Embracing the Artificial Intelligence Mind-Set Without Losing the Human Touch

Author: 
Mike Restivo

Traditional salespeople need to learn that what they say doesn’t always go.

But they would be forgiven for holding onto this mind-set, especially if they started their careers in the 1980s and 90s, when sales success was, by and large, deemed to be dependent on instinct, gut feelings, and a natural ability to forecast customer trends. The reality is that, until recently, the majority of salespeople have been starved of useful, coherent information about their customers.

Greater Data
In 2016, more and more companies are turning toward artificial intelligence (AI), facilitated by customer relationship management (CRM) technology, to inform and support the sales process. Broadly speaking, AI refers to the development of machines and computer systems capable of performing actions which normally require human intelligence. While AI is helping engineers to build human robots and doctors to produce more accurate diagnoses, for sales and marketing professionals, the primary benefits are tied to the automated capture and analysis of customer data.

It’s easy to see why: upper management teams are putting increasing pressure on salespeople to validate their claims using accurate customer data. And automated data capture is quite frankly more reliable than the manual data captured by humans.

The gradual shift away from instinct and guesswork toward accurate, data-driven decision making is creating efficiencies in many different professions. Old-school London black cab drivers would once swear by their knowledge of that city’s busy, maze-like streets. Now, GPS often proves them wrong, but it at least means they can get more customers to their destinations, faster.
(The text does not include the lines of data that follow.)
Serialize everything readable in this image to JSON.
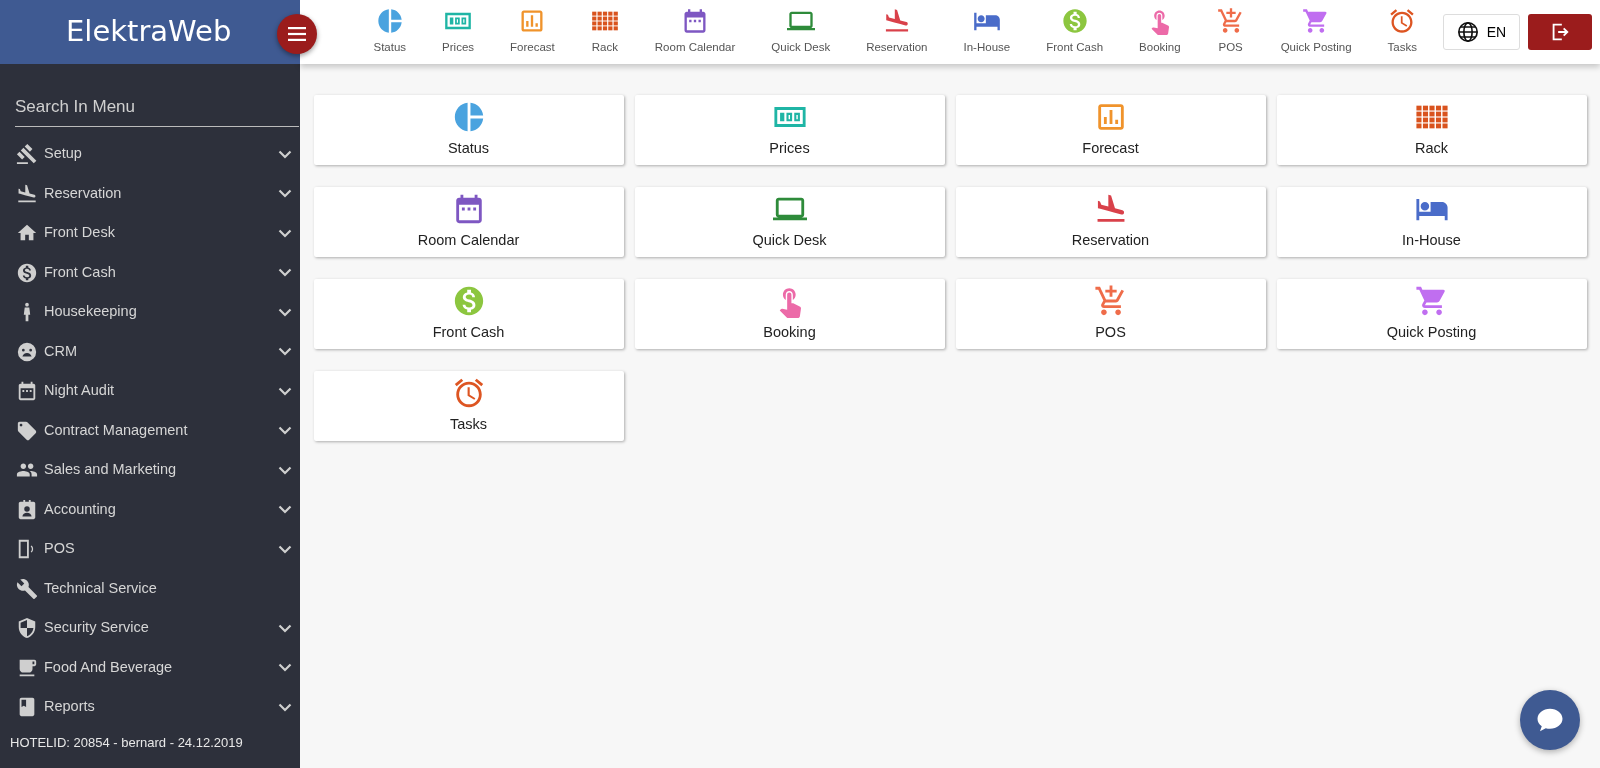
{
  "sidebar": {
    "logo": "ElektraWeb",
    "search": {
      "placeholder": "Search In Menu"
    },
    "items": [
      {
        "label": "Setup",
        "expandable": true
      },
      {
        "label": "Reservation",
        "expandable": true
      },
      {
        "label": "Front Desk",
        "expandable": true
      },
      {
        "label": "Front Cash",
        "expandable": true
      },
      {
        "label": "Housekeeping",
        "expandable": true
      },
      {
        "label": "CRM",
        "expandable": true
      },
      {
        "label": "Night Audit",
        "expandable": true
      },
      {
        "label": "Contract Management",
        "expandable": true
      },
      {
        "label": "Sales and Marketing",
        "expandable": true
      },
      {
        "label": "Accounting",
        "expandable": true
      },
      {
        "label": "POS",
        "expandable": true
      },
      {
        "label": "Technical Service",
        "expandable": false
      },
      {
        "label": "Security Service",
        "expandable": true
      },
      {
        "label": "Food And Beverage",
        "expandable": true
      },
      {
        "label": "Reports",
        "expandable": true
      }
    ],
    "footer": "HOTELID: 20854 - bernard - 24.12.2019"
  },
  "toolbar": {
    "items": [
      "Status",
      "Prices",
      "Forecast",
      "Rack",
      "Room Calendar",
      "Quick Desk",
      "Reservation",
      "In-House",
      "Front Cash",
      "Booking",
      "POS",
      "Quick Posting",
      "Tasks"
    ],
    "language": "EN"
  },
  "tiles": [
    "Status",
    "Prices",
    "Forecast",
    "Rack",
    "Room Calendar",
    "Quick Desk",
    "Reservation",
    "In-House",
    "Front Cash",
    "Booking",
    "POS",
    "Quick Posting",
    "Tasks"
  ]
}
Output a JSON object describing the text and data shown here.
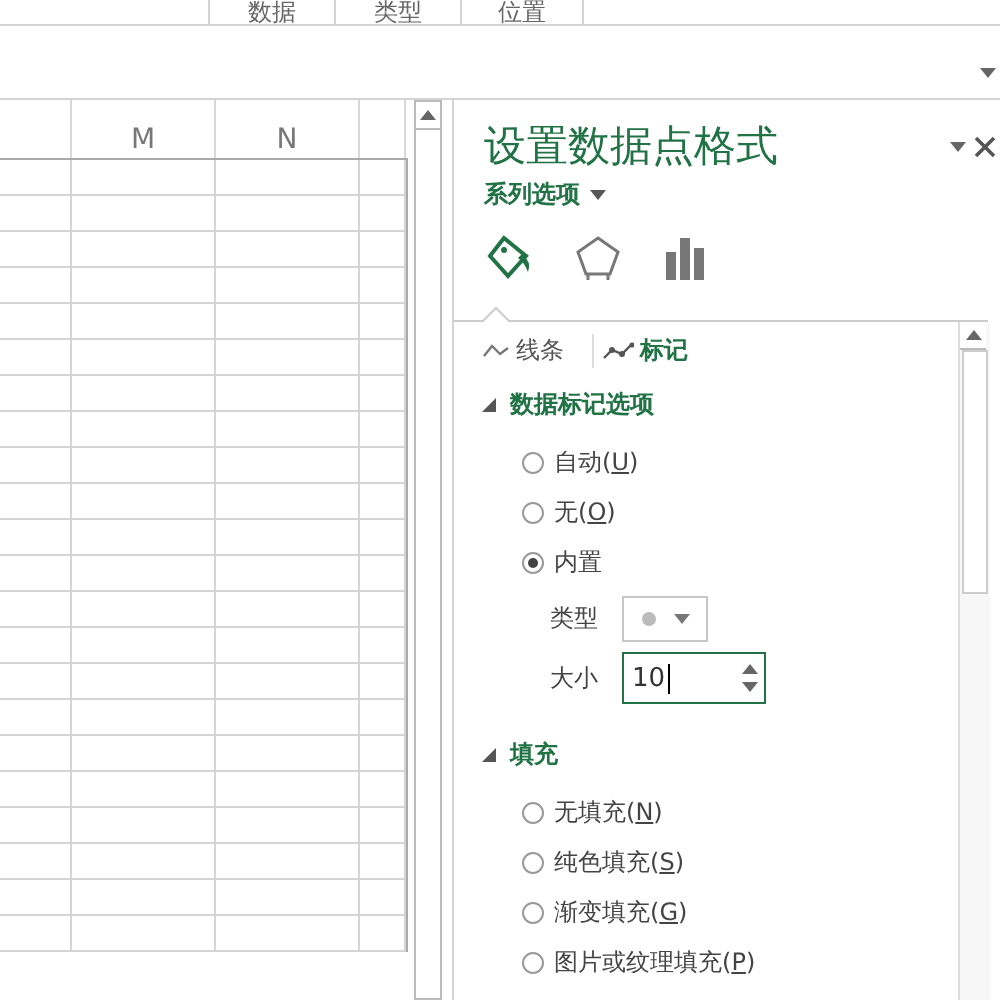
{
  "ribbon": {
    "groups": [
      "数据",
      "类型",
      "位置"
    ]
  },
  "sheet": {
    "columns": [
      "M",
      "N"
    ]
  },
  "pane": {
    "title": "设置数据点格式",
    "series_menu": "系列选项",
    "icon_tabs": [
      {
        "kind": "fill",
        "selected": true
      },
      {
        "kind": "effects",
        "selected": false
      },
      {
        "kind": "series",
        "selected": false
      }
    ],
    "tabs": [
      {
        "kind": "line",
        "label": "线条",
        "selected": false
      },
      {
        "kind": "marker",
        "label": "标记",
        "selected": true
      }
    ],
    "sections": [
      {
        "title": "数据标记选项",
        "expanded": true,
        "options": [
          {
            "label": "自动(",
            "accel": "U",
            "tail": ")",
            "selected": false
          },
          {
            "label": "无(",
            "accel": "O",
            "tail": ")",
            "selected": false
          },
          {
            "label": "内置",
            "selected": true
          }
        ],
        "fields": [
          {
            "kind": "dropdown",
            "label": "类型"
          },
          {
            "kind": "spinner",
            "label": "大小",
            "value": "10"
          }
        ]
      },
      {
        "title": "填充",
        "expanded": true,
        "options": [
          {
            "label": "无填充(",
            "accel": "N",
            "tail": ")",
            "selected": false
          },
          {
            "label": "纯色填充(",
            "accel": "S",
            "tail": ")",
            "selected": false
          },
          {
            "label": "渐变填充(",
            "accel": "G",
            "tail": ")",
            "selected": false
          },
          {
            "label": "图片或纹理填充(",
            "accel": "P",
            "tail": ")",
            "selected": false
          }
        ]
      }
    ]
  }
}
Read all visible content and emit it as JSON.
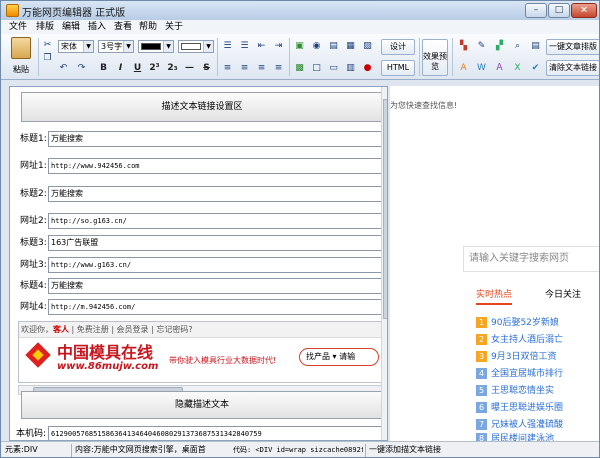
{
  "app": {
    "title": "万能网页编辑器 正式版"
  },
  "window_controls": {
    "minimize": "–",
    "maximize": "□",
    "close": "×"
  },
  "menu": [
    "文件",
    "排版",
    "编辑",
    "插入",
    "查看",
    "帮助",
    "关于"
  ],
  "toolbar": {
    "paste_label": "粘贴",
    "font_name": "宋体",
    "font_size": "3号字",
    "bold": "B",
    "italic": "I",
    "underline": "U",
    "superscript": "2³",
    "subscript": "2₃",
    "strike": "S",
    "design": "设计",
    "html": "HTML",
    "preview": "效果预览",
    "btn_links": "一键文章排版",
    "btn_clear": "清除文本链接",
    "colors": {
      "fore": "#000000",
      "back": "#ffffff"
    }
  },
  "panel": {
    "header_button": "描述文本链接设置区",
    "rows": [
      {
        "label": "标题1:",
        "value": "万能搜索",
        "mono": false
      },
      {
        "label": "网址1:",
        "value": "http://www.942456.com",
        "mono": true
      },
      {
        "label": "标题2:",
        "value": "万能搜索",
        "mono": false
      },
      {
        "label": "网址2:",
        "value": "http://so.g163.cn/",
        "mono": true
      },
      {
        "label": "标题3:",
        "value": "163广告联盟",
        "mono": false
      },
      {
        "label": "网址3:",
        "value": "http://www.g163.cn/",
        "mono": true
      },
      {
        "label": "标题4:",
        "value": "万能搜索",
        "mono": false
      },
      {
        "label": "网址4:",
        "value": "http://m.942456.com/",
        "mono": true
      }
    ],
    "preview": {
      "top_prefix": "欢迎你，",
      "top_user": "客人",
      "top_suffix": " | 免费注册 | 会员登录 | 忘记密码?",
      "brand": "中国模具在线",
      "url": "www.86mujw.com",
      "slogan": "带你驶入模具行业大数据时代!",
      "search": "找产品 ▾ 请输"
    },
    "hide_button": "隐藏描述文本",
    "machine_label": "本机码:",
    "machine_code": "61290057685158636413464046080291373687531342840759"
  },
  "right": {
    "hint": "为您快速查找信息!",
    "search_placeholder": "请输入关键字搜索网页",
    "tabs": [
      "实时热点",
      "今日关注"
    ],
    "news": [
      {
        "num": "1",
        "text": "90后娶52岁新娘"
      },
      {
        "num": "2",
        "text": "女主持人酒后溺亡"
      },
      {
        "num": "3",
        "text": "9月3日双倍工资"
      },
      {
        "num": "4",
        "text": "全国宜居城市排行"
      },
      {
        "num": "5",
        "text": "王思聪恋情坐实"
      },
      {
        "num": "6",
        "text": "曝王思聪进娱乐圈"
      },
      {
        "num": "7",
        "text": "兄妹被人强灌硫酸"
      },
      {
        "num": "8",
        "text": "居民楼间建泳池"
      }
    ]
  },
  "status": {
    "element": "元素:DIV",
    "content": "内容:万能中文网页搜索引擎，桌面首",
    "code": "代码: <DIV id=wrap sizcache0892f",
    "action": "一键添加描文本链接"
  }
}
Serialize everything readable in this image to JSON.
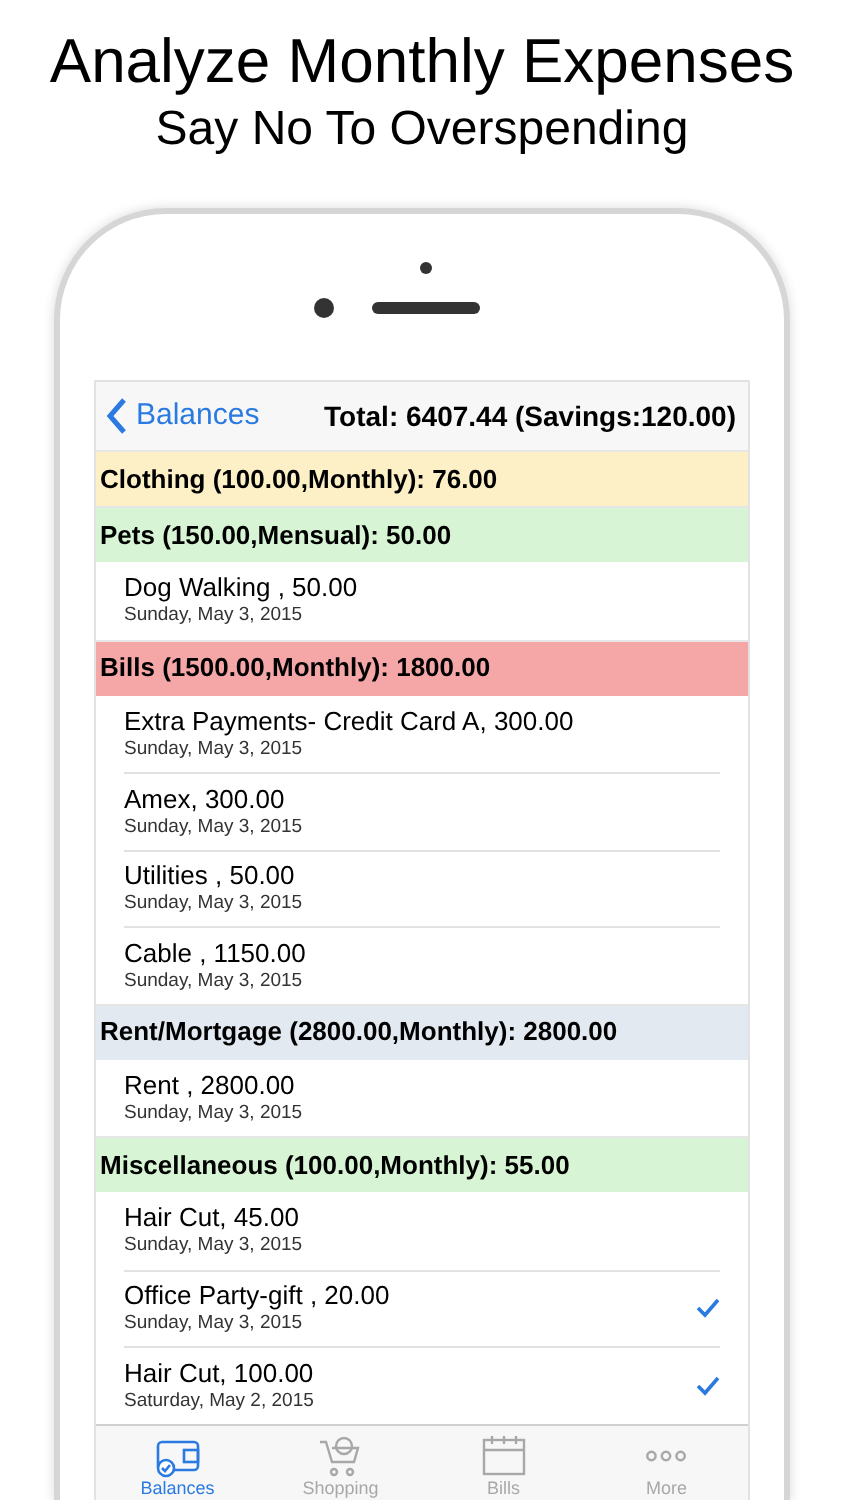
{
  "headline": "Analyze Monthly Expenses",
  "subheadline": "Say No To Overspending",
  "nav": {
    "back": "Balances",
    "title": "Total: 6407.44 (Savings:120.00)"
  },
  "categories": [
    {
      "title": "Clothing (100.00,Monthly): 76.00",
      "color": "#fdf0c6"
    },
    {
      "title": "Pets (150.00,Mensual): 50.00",
      "color": "#d7f5d4",
      "items": [
        {
          "name": "Dog Walking , 50.00",
          "date": "Sunday, May 3, 2015",
          "checked": false
        }
      ]
    },
    {
      "title": "Bills (1500.00,Monthly): 1800.00",
      "color": "#f5a7a7",
      "items": [
        {
          "name": "Extra Payments- Credit Card A, 300.00",
          "date": "Sunday, May 3, 2015",
          "checked": false
        },
        {
          "name": "Amex, 300.00",
          "date": "Sunday, May 3, 2015",
          "checked": false
        },
        {
          "name": "Utilities , 50.00",
          "date": "Sunday, May 3, 2015",
          "checked": false
        },
        {
          "name": "Cable , 1150.00",
          "date": "Sunday, May 3, 2015",
          "checked": false
        }
      ]
    },
    {
      "title": "Rent/Mortgage (2800.00,Monthly): 2800.00",
      "color": "#e2e9f1",
      "items": [
        {
          "name": "Rent , 2800.00",
          "date": "Sunday, May 3, 2015",
          "checked": false
        }
      ]
    },
    {
      "title": "Miscellaneous (100.00,Monthly): 55.00",
      "color": "#d7f5d4",
      "items": [
        {
          "name": "Hair Cut, 45.00",
          "date": "Sunday, May 3, 2015",
          "checked": false
        },
        {
          "name": "Office Party-gift , 20.00",
          "date": "Sunday, May 3, 2015",
          "checked": true
        },
        {
          "name": "Hair Cut, 100.00",
          "date": "Saturday, May 2, 2015",
          "checked": true
        }
      ]
    }
  ],
  "tabs": [
    {
      "kind": "wallet",
      "label": "Balances",
      "selected": true
    },
    {
      "kind": "cart",
      "label": "Shopping",
      "selected": false
    },
    {
      "kind": "calendar",
      "label": "Bills",
      "selected": false
    },
    {
      "kind": "dots",
      "label": "More",
      "selected": false
    }
  ]
}
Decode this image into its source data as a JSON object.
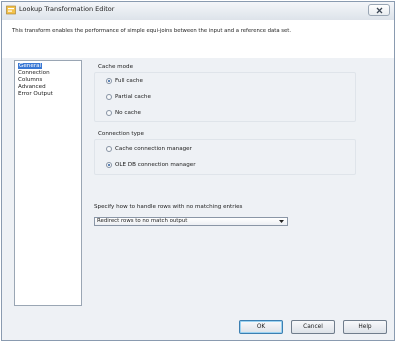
{
  "window": {
    "title": "Lookup Transformation Editor"
  },
  "header": {
    "description": "This transform enables the performance of simple equi-joins between the input and a reference data set."
  },
  "nav": {
    "items": [
      {
        "label": "General",
        "selected": true
      },
      {
        "label": "Connection",
        "selected": false
      },
      {
        "label": "Columns",
        "selected": false
      },
      {
        "label": "Advanced",
        "selected": false
      },
      {
        "label": "Error Output",
        "selected": false
      }
    ]
  },
  "cache_mode": {
    "label": "Cache mode",
    "options": [
      {
        "label": "Full cache",
        "checked": true
      },
      {
        "label": "Partial cache",
        "checked": false
      },
      {
        "label": "No cache",
        "checked": false
      }
    ]
  },
  "connection_type": {
    "label": "Connection type",
    "options": [
      {
        "label": "Cache connection manager",
        "checked": false
      },
      {
        "label": "OLE DB connection manager",
        "checked": true
      }
    ]
  },
  "no_match": {
    "label": "Specify how to handle rows with no matching entries",
    "selected_value": "Redirect rows to no match output"
  },
  "buttons": {
    "ok": "OK",
    "cancel": "Cancel",
    "help": "Help"
  },
  "colors": {
    "selection": "#3a78d4",
    "dialog_bg": "#eef1f5"
  }
}
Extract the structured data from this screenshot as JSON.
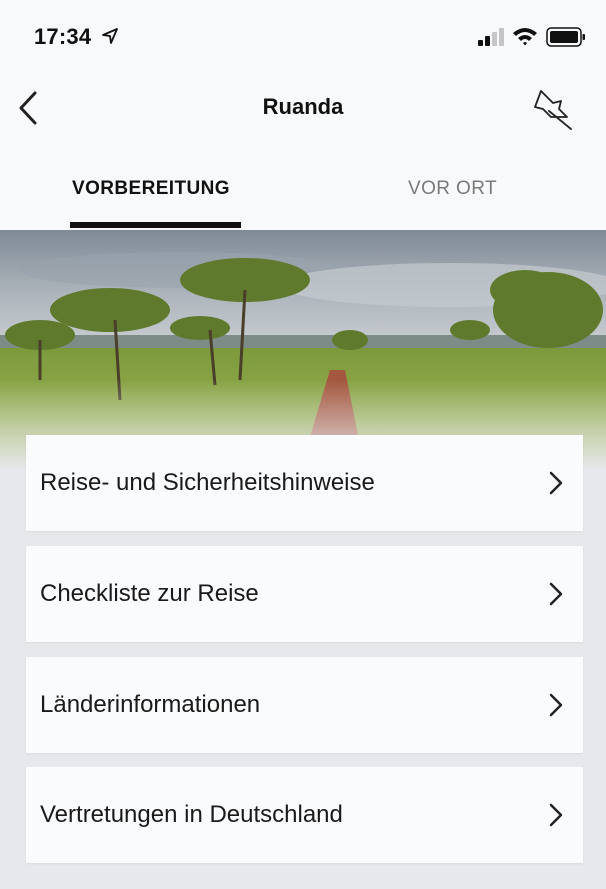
{
  "status": {
    "time": "17:34"
  },
  "header": {
    "title": "Ruanda"
  },
  "tabs": [
    {
      "label": "VORBEREITUNG",
      "active": true
    },
    {
      "label": "VOR ORT",
      "active": false
    }
  ],
  "menu": [
    {
      "label": "Reise- und Sicherheitshinweise"
    },
    {
      "label": "Checkliste zur Reise"
    },
    {
      "label": "Länderinformationen"
    },
    {
      "label": "Vertretungen in Deutschland"
    }
  ],
  "icons": {
    "location": "location-arrow-icon",
    "signal": "cellular-signal-icon",
    "wifi": "wifi-icon",
    "battery": "battery-icon",
    "back": "chevron-left-icon",
    "pin": "pushpin-icon",
    "chevron": "chevron-right-icon"
  },
  "colors": {
    "background": "#e6e8ec",
    "bar": "#f8f9fb",
    "card": "#fafbfd",
    "tab_inactive": "#7a7a7a"
  }
}
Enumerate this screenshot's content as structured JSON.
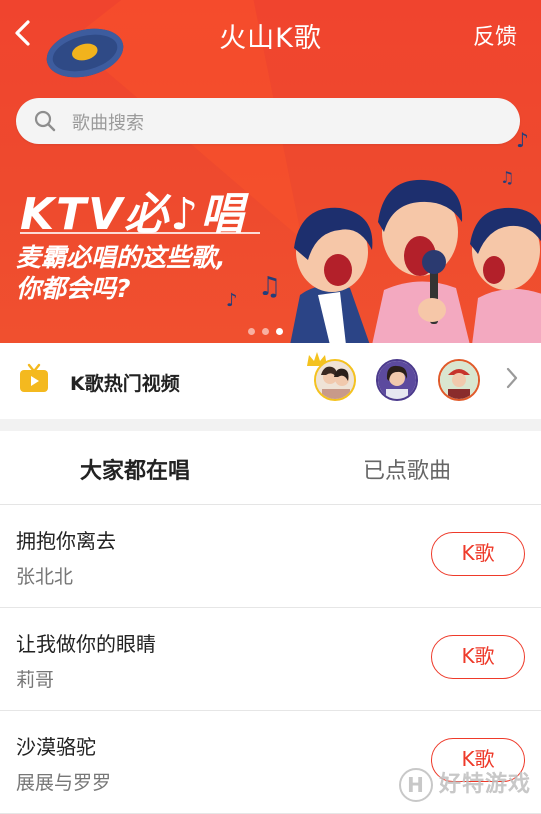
{
  "header": {
    "back_icon": "back-chevron-icon",
    "title": "火山K歌",
    "feedback": "反馈"
  },
  "search": {
    "placeholder": "歌曲搜索",
    "icon": "search-icon"
  },
  "banner": {
    "headline": "KTV必♪唱",
    "slogan_line1": "麦霸必唱的这些歌,",
    "slogan_line2": "你都会吗?",
    "carousel_pages": 3,
    "carousel_active": 3
  },
  "hot_videos": {
    "icon": "tv-icon",
    "label": "K歌热门视频",
    "avatars": [
      "avatar-1",
      "avatar-2",
      "avatar-3"
    ],
    "more_icon": "chevron-right-icon"
  },
  "tabs": {
    "active": "大家都在唱",
    "inactive": "已点歌曲"
  },
  "songs": [
    {
      "name": "拥抱你离去",
      "artist": "张北北",
      "button": "K歌"
    },
    {
      "name": "让我做你的眼睛",
      "artist": "莉哥",
      "button": "K歌"
    },
    {
      "name": "沙漠骆驼",
      "artist": "展展与罗罗",
      "button": "K歌"
    }
  ],
  "watermark": {
    "text": "好特游戏",
    "badge": "H"
  },
  "colors": {
    "accent": "#ee3a2a",
    "banner_red": "#f0442e",
    "text_primary": "#222222",
    "text_secondary": "#777777"
  }
}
Accurate data capture is even more useful when facilitated by transparent systems. Community based navigation apps, such as Waze, enable users to help each other by sharing real-time information about traffic and road conditions in their area. The process of using GPS is therefore made simpler and more transparent for more people. The same principle applies to CRM. If your system of choice is both accurate and transparent, people within your sales and marketing teams will want to adopt it. More users mean more customer data, and more customer data ultimately means more reliable insights into up- and cross-selling opportunities.

However, adopting front-end CRM technology is easier said than done. There is a duty on the part of upper management to ensure staff understand the benefits of using certain systems and, perhaps more importantly, to manage their expectations of what the technology actually can, or should, do for them. They need to communicate that while adoption can be a long process, once systems are up and running the time for realizing value is very quick. This is especially true for CRMs that can be easily integrated with complementary software.

Healthy, Human Selling
There is also a duty on the part of end-users to understand that data is not a replacement for the ‘human touch’ of sales, but rather something that informs and supports it. While it was difficult for salespeople several decades ago to accurately predict customer buying patterns without data, it was difficult for them to add the ‘human touch’ to customer interactions for the same reason. Modern CRMs automatically track and analyze data from phone calls and emails to help salespeople understand how individual customers think and behave, which in turn enables them to improve the personalization of both their sales and non-sales communications. 

AI doesn’t mean the end of sales with the ‘human touch’ – far from it. For the companies that embrace radical transparency and company-wide adoption, tools like automated data capture and predictive analytics will become the foundation of a new customer-centric culture. Responsibility for customer relationships will transcend sales and marketing teams as staff at all levels capture vital information – whether related to new business opportunities or existing relationships – that may otherwise have fallen under the radar.

Changing traditional sales culture isn’t quick or easy, but AI is speeding up the process. Think of it like using a FitBit: as you exercise, you capture more information to help you improve your exercise routine in the future, and improving your exercise routine makes your healthier in the long term. In the same way, intelligent, data-driven CRM is driving a healthier, more efficient approach to sales.

Mike Restivo is the senior vice president of global sales at Bullhorn, a provider of cloud-based software for relationship-driven business activities.